Excerpts from an interface dataset
----------

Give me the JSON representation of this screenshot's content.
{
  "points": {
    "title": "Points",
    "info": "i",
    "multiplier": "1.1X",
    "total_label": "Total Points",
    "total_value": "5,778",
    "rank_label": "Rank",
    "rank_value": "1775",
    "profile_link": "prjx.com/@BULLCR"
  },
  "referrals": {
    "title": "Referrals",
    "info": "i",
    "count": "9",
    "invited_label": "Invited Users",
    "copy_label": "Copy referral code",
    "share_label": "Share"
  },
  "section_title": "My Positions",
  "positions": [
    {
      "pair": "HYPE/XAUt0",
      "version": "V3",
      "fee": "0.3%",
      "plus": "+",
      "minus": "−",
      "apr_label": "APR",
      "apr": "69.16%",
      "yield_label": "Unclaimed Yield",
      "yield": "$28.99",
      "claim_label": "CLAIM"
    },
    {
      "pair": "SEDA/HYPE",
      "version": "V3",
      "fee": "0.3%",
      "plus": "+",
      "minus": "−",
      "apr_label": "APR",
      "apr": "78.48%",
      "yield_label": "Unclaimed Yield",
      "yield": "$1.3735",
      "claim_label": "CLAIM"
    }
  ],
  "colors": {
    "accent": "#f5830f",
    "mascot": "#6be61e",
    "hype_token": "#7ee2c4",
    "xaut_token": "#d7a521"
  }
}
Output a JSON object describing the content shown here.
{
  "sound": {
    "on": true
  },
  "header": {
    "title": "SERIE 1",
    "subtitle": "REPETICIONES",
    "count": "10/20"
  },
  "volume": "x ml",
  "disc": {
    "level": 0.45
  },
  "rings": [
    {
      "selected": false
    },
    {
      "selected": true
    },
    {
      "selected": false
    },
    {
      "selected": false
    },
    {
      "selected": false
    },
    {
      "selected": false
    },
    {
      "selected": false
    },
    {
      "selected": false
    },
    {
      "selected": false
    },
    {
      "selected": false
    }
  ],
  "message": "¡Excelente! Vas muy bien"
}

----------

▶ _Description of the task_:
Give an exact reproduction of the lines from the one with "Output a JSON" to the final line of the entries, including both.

▶ _Finished task_:
Output a JSON object describing the content shown here.
{
  "sound": {
    "on": true
  },
  "header": {
    "title": "SERIE 1",
    "subtitle": "REPETICIONES",
    "count": "10/20"
  },
  "volume": "x ml",
  "disc": {
    "level": 0.45
  },
  "rings": [
    {
      "selected": false
    },
    {
      "selected": true
    },
    {
      "selected": false
    },
    {
      "selected": false
    },
    {
      "selected": false
    },
    {
      "selected": false
    },
    {
      "selected": false
    },
    {
      "selected": false
    },
    {
      "selected": false
    },
    {
      "selected": false
    }
  ],
  "message": "¡Excelente! Vas muy bien"
}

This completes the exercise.